Segment Start: SUPPLIED MATERIAL
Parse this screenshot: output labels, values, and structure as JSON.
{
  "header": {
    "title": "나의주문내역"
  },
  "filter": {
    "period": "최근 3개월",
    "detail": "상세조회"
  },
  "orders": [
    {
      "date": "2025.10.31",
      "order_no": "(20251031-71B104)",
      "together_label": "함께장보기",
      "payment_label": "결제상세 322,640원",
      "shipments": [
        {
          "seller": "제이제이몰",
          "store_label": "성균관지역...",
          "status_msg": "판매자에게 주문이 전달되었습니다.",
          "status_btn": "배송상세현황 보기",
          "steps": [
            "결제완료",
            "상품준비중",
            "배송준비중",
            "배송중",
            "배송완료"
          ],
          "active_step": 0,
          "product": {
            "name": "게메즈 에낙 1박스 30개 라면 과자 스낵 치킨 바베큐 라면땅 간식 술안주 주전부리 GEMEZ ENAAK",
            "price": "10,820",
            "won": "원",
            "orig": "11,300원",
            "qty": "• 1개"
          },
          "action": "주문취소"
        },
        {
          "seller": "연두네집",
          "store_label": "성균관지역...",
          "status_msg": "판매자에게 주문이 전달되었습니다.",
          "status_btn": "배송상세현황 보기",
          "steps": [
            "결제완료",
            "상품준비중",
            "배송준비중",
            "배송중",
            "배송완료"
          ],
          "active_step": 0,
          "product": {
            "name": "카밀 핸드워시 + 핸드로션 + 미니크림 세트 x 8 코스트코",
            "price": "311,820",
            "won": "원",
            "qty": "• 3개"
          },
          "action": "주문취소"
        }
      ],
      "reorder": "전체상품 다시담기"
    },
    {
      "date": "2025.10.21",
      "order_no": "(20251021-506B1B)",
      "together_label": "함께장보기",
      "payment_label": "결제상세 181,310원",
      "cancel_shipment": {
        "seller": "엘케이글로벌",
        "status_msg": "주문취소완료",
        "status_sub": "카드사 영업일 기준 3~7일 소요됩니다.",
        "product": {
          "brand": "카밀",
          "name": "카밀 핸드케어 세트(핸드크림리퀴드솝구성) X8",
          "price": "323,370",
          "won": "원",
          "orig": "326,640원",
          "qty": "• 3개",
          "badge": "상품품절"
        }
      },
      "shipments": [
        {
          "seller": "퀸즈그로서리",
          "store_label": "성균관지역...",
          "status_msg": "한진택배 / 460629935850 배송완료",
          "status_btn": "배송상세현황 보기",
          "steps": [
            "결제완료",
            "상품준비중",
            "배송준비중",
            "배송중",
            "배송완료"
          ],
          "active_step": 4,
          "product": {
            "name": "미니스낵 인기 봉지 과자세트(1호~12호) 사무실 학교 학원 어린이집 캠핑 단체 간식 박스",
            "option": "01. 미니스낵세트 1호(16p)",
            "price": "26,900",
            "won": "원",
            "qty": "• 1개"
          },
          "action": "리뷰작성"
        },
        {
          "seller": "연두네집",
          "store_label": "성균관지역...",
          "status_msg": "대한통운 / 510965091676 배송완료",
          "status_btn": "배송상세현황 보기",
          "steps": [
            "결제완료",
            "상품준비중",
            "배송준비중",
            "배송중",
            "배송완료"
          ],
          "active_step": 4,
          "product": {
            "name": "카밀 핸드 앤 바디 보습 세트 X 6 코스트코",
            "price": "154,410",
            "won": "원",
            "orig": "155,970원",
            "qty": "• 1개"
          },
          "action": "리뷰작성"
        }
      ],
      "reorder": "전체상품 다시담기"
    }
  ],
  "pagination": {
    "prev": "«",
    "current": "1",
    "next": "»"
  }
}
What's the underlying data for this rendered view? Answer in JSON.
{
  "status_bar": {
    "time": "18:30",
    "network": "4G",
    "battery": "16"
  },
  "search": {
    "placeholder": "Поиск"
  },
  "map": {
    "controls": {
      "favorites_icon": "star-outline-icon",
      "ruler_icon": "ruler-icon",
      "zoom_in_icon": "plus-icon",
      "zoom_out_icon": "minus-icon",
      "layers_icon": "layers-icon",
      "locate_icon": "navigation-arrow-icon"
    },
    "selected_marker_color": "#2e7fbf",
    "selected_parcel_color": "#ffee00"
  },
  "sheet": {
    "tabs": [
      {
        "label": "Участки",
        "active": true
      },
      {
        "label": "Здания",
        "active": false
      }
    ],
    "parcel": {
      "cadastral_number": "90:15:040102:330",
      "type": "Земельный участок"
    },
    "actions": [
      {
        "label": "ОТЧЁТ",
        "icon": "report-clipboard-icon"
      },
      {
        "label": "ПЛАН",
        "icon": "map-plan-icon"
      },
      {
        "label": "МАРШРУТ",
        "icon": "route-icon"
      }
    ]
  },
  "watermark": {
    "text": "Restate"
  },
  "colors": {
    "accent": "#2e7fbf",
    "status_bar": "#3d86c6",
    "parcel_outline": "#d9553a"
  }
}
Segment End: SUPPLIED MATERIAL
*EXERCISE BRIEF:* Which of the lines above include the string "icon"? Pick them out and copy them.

*SOLUTION FOR THIS TASK:*
      "favorites_icon": "star-outline-icon",
      "ruler_icon": "ruler-icon",
      "zoom_in_icon": "plus-icon",
      "zoom_out_icon": "minus-icon",
      "layers_icon": "layers-icon",
      "locate_icon": "navigation-arrow-icon"
        "icon": "report-clipboard-icon"
        "icon": "map-plan-icon"
        "icon": "route-icon"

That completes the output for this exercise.